Well outnumbered by positive supporters by the thousands, I have to marvel at the few detractors who want blame me for all of this. To them, I'm practically an animal abuser - yet here I am, trying everything possible to save my own dog, which to my utter disbelief has turned out to be a colossal effort. The alternative? A syringe of poison injected into Brindi's body on August 7, 2008, nobody knowing or caring. If she is being abused now, it certainly is not by my hand. Other people are involved in that decision, not me, just as other people are seeking her death right now. I am staking my entire life on preventing them and will keep on doing so as long as I breathe.
Incredibly, there are even one or two who insist I deliberately misled the public by posting a video of me celebrating the Supreme Court victory on January 16. Sure, I would lie about the most important thing in my life, for what??
Call me naive, but when my own lawyer called and said "We won!!" and that Brindi would be home within a week, how was I to anticipate the devastating disappointment that followed?
How was I to expect that instead of getting my dog back, I would be charged for the first time ever for violations of a by-law 45 minutes before the expiration of the six-month statute of limitations?
All I know is, I love my dog more than anybody on the planet. There is nobody who will take better care of her or work harder to keep her safe and sound, with all the necessary aids and precautions.
When people tell me how much they love Brindi, I think that's really great, because it reassures me that even behind bars, she is being her wonderful, beautiful, smart, attentive, fun, eager to learn, and above all, loving self. Even behind bars, all of that comes through; she is weary, she is lonely, she needs more exercise, her teeth and coat need attention, and Lord knows she needs to come home -but she has not gone crazy, she has not become vicious. Not this dog, people!
And it gives me a bit of hope. Who in their right mind could kill a dog like Brindi?
My hope is that maybe, just maybe, people who say they love Brindi will put themselves in my shoes for just a moment. A fraction of a moment. Any amount of time, no matter how brief, would be enough for them to know one thing for certain: nobody loves Brindi as much as I do. And then they would understand exactly why I say that I am not going to stop until she is back home, safe and sound.

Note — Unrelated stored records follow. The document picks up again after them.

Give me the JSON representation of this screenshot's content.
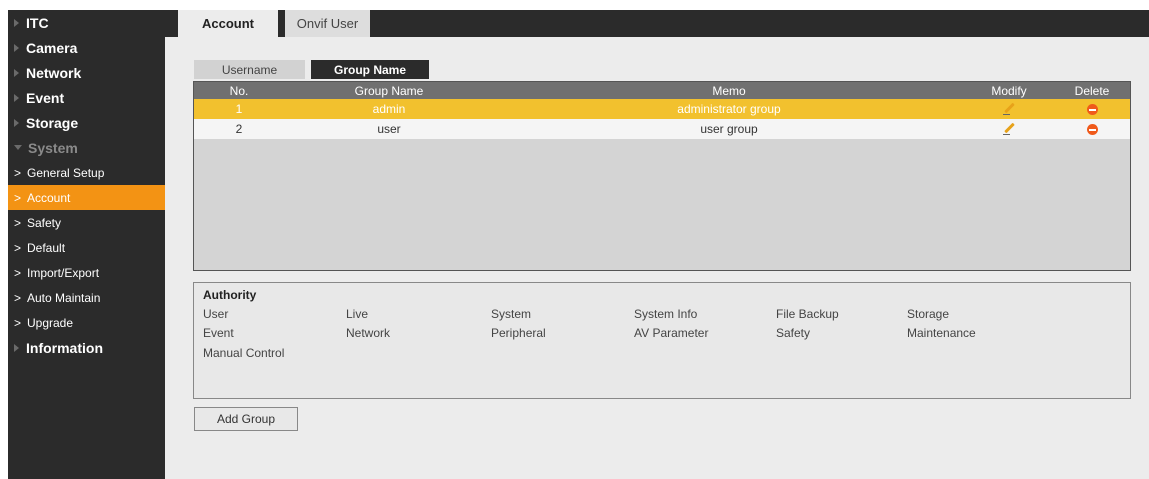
{
  "sidebar": {
    "items": [
      {
        "label": "ITC",
        "type": "top"
      },
      {
        "label": "Camera",
        "type": "top"
      },
      {
        "label": "Network",
        "type": "top"
      },
      {
        "label": "Event",
        "type": "top"
      },
      {
        "label": "Storage",
        "type": "top"
      },
      {
        "label": "System",
        "type": "top-open"
      },
      {
        "label": "General Setup",
        "type": "sub"
      },
      {
        "label": "Account",
        "type": "sub-active"
      },
      {
        "label": "Safety",
        "type": "sub"
      },
      {
        "label": "Default",
        "type": "sub"
      },
      {
        "label": "Import/Export",
        "type": "sub"
      },
      {
        "label": "Auto Maintain",
        "type": "sub"
      },
      {
        "label": "Upgrade",
        "type": "sub"
      },
      {
        "label": "Information",
        "type": "top"
      }
    ]
  },
  "tabs": {
    "account": "Account",
    "onvif": "Onvif User"
  },
  "subtabs": {
    "username": "Username",
    "group_name": "Group Name"
  },
  "table": {
    "headers": {
      "no": "No.",
      "group_name": "Group Name",
      "memo": "Memo",
      "modify": "Modify",
      "delete": "Delete"
    },
    "rows": [
      {
        "no": "1",
        "group_name": "admin",
        "memo": "administrator group",
        "selected": true
      },
      {
        "no": "2",
        "group_name": "user",
        "memo": "user group",
        "selected": false
      }
    ]
  },
  "authority": {
    "title": "Authority",
    "permissions": [
      [
        "User",
        "Live",
        "System",
        "System Info",
        "File Backup",
        "Storage"
      ],
      [
        "Event",
        "Network",
        "Peripheral",
        "AV Parameter",
        "Safety",
        "Maintenance"
      ],
      [
        "Manual Control"
      ]
    ]
  },
  "buttons": {
    "add_group": "Add Group"
  },
  "colors": {
    "accent": "#f39314",
    "selected_row": "#f2c12e",
    "sidebar_bg": "#2b2b2b",
    "delete_icon": "#f05a1a"
  }
}
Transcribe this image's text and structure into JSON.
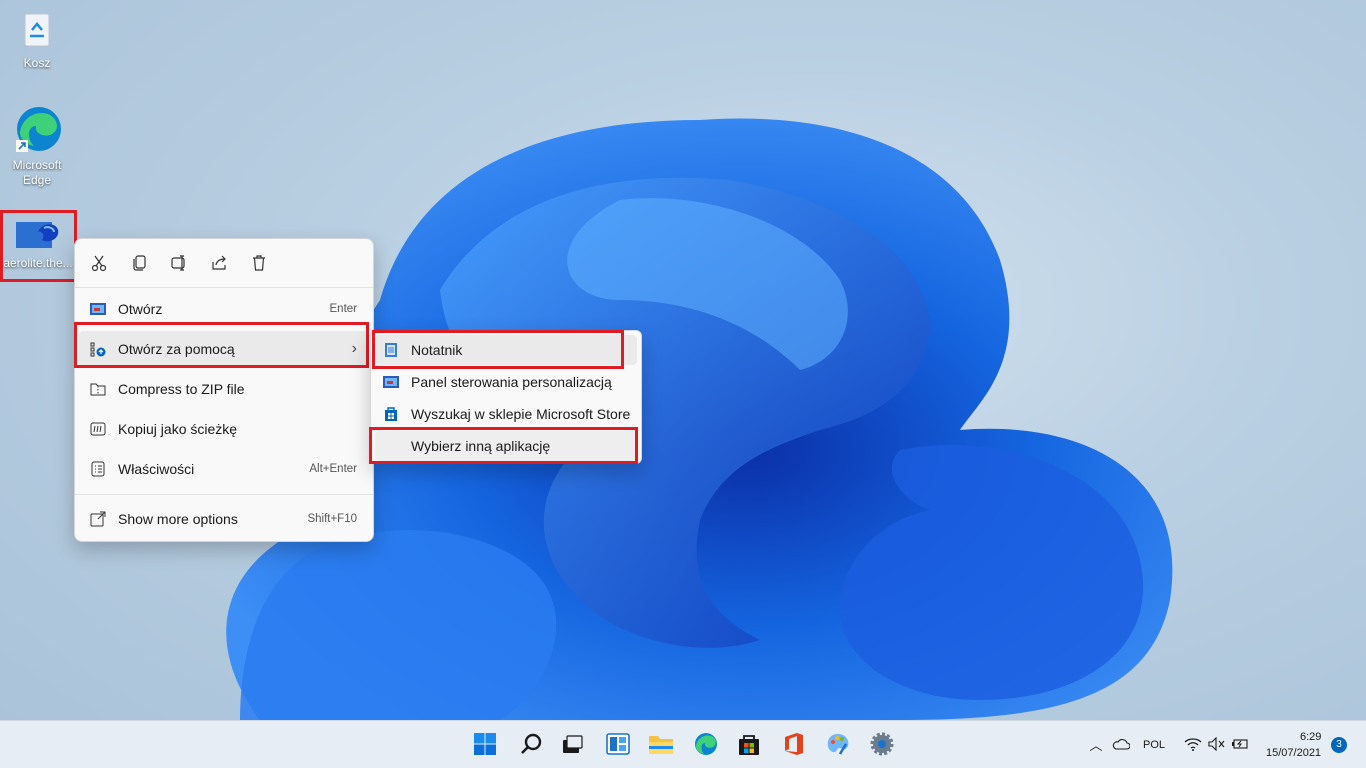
{
  "desktop": {
    "icons": [
      {
        "label": "Kosz"
      },
      {
        "label": "Microsoft Edge"
      },
      {
        "label": "aerolite.the..."
      }
    ]
  },
  "context_menu": {
    "toolbar": [
      "cut-icon",
      "copy-icon",
      "rename-icon",
      "share-icon",
      "delete-icon"
    ],
    "items": [
      {
        "label": "Otwórz",
        "shortcut": "Enter"
      },
      {
        "label": "Otwórz za pomocą",
        "shortcut": "›"
      },
      {
        "label": "Compress to ZIP file",
        "shortcut": ""
      },
      {
        "label": "Kopiuj jako ścieżkę",
        "shortcut": ""
      },
      {
        "label": "Właściwości",
        "shortcut": "Alt+Enter"
      },
      {
        "label": "Show more options",
        "shortcut": "Shift+F10"
      }
    ]
  },
  "submenu": {
    "items": [
      {
        "label": "Notatnik"
      },
      {
        "label": "Panel sterowania personalizacją"
      },
      {
        "label": "Wyszukaj w sklepie Microsoft Store"
      },
      {
        "label": "Wybierz inną aplikację"
      }
    ]
  },
  "taskbar": {
    "apps": [
      "start-icon",
      "search-icon",
      "task-view-icon",
      "widgets-icon",
      "file-explorer-icon",
      "edge-icon",
      "store-icon",
      "office-icon",
      "paint-icon",
      "settings-icon"
    ],
    "tray": {
      "language": "POL",
      "time": "6:29",
      "date": "15/07/2021",
      "notifications": "3"
    }
  },
  "colors": {
    "highlight": "#e11b22",
    "accent": "#0067c0"
  }
}
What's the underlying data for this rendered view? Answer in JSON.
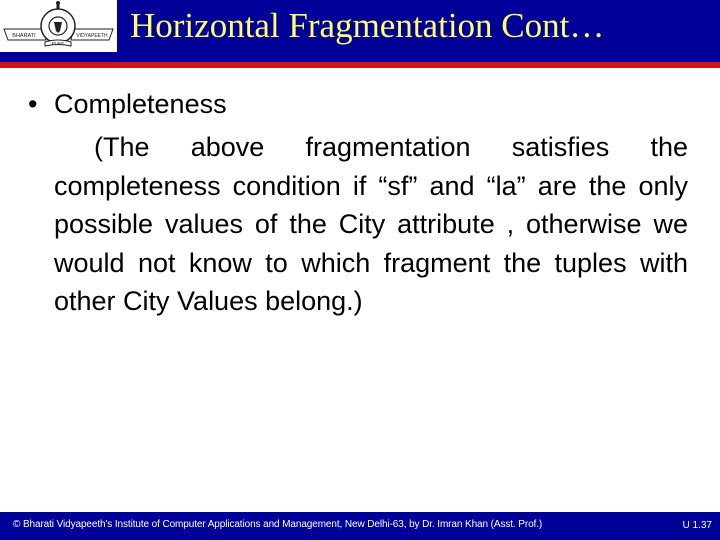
{
  "header": {
    "logo": {
      "icon": "bharati-vidyapeeth-logo-icon",
      "left_text": "BHARATI",
      "right_text": "VIDYAPEETH",
      "bottom_text": "PUNE"
    },
    "title": "Horizontal Fragmentation Cont…"
  },
  "content": {
    "bullet": "Completeness",
    "bullet_icon": "•",
    "paragraph": "(The above fragmentation satisfies the completeness condition if “sf” and “la” are the only possible values of the City attribute , otherwise we would not know to which fragment the tuples with other City Values belong.)"
  },
  "footer": {
    "credit": "© Bharati Vidyapeeth's Institute of Computer Applications and Management, New Delhi-63,  by  Dr. Imran Khan (Asst. Prof.)",
    "slide_number": "U 1.37"
  },
  "colors": {
    "band_blue": "#000099",
    "accent_red": "#d0101a",
    "title_yellow": "#ffff66",
    "text": "#000000"
  }
}
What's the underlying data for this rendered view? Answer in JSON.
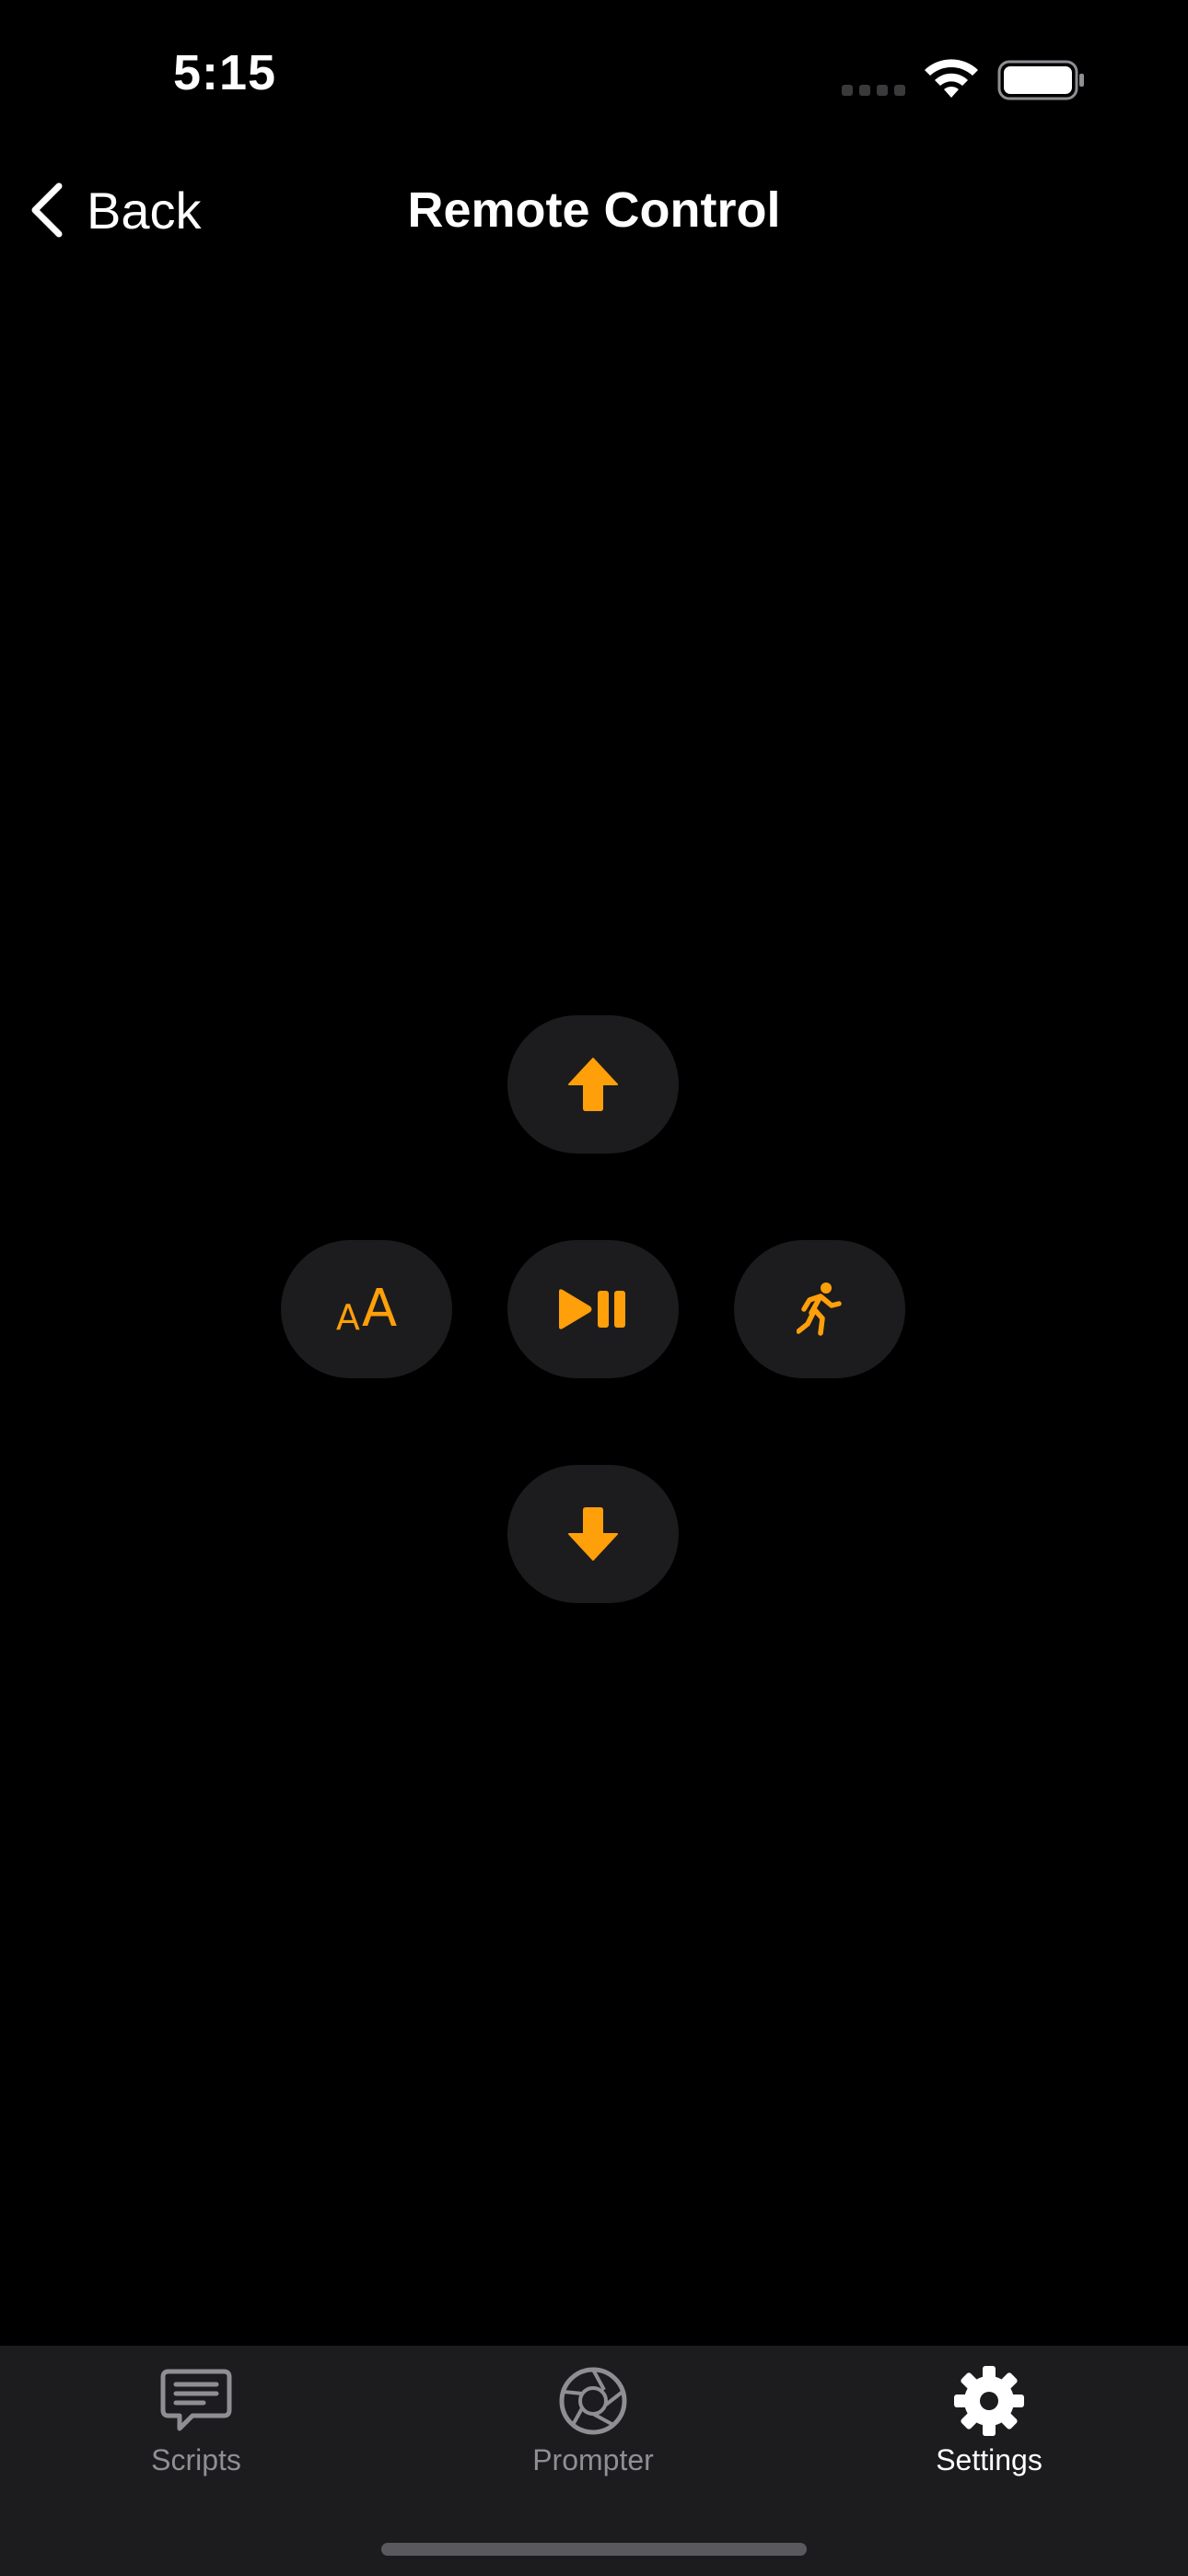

That is all I really want for my birthday: nothing more or less than my own dog, the one who celebrated (quietly) with me, one year ago on May 22. How much longer?
Here's some of the pics - thanks to Valerie S.! And everybody else, two-legged and four-legged, who attended!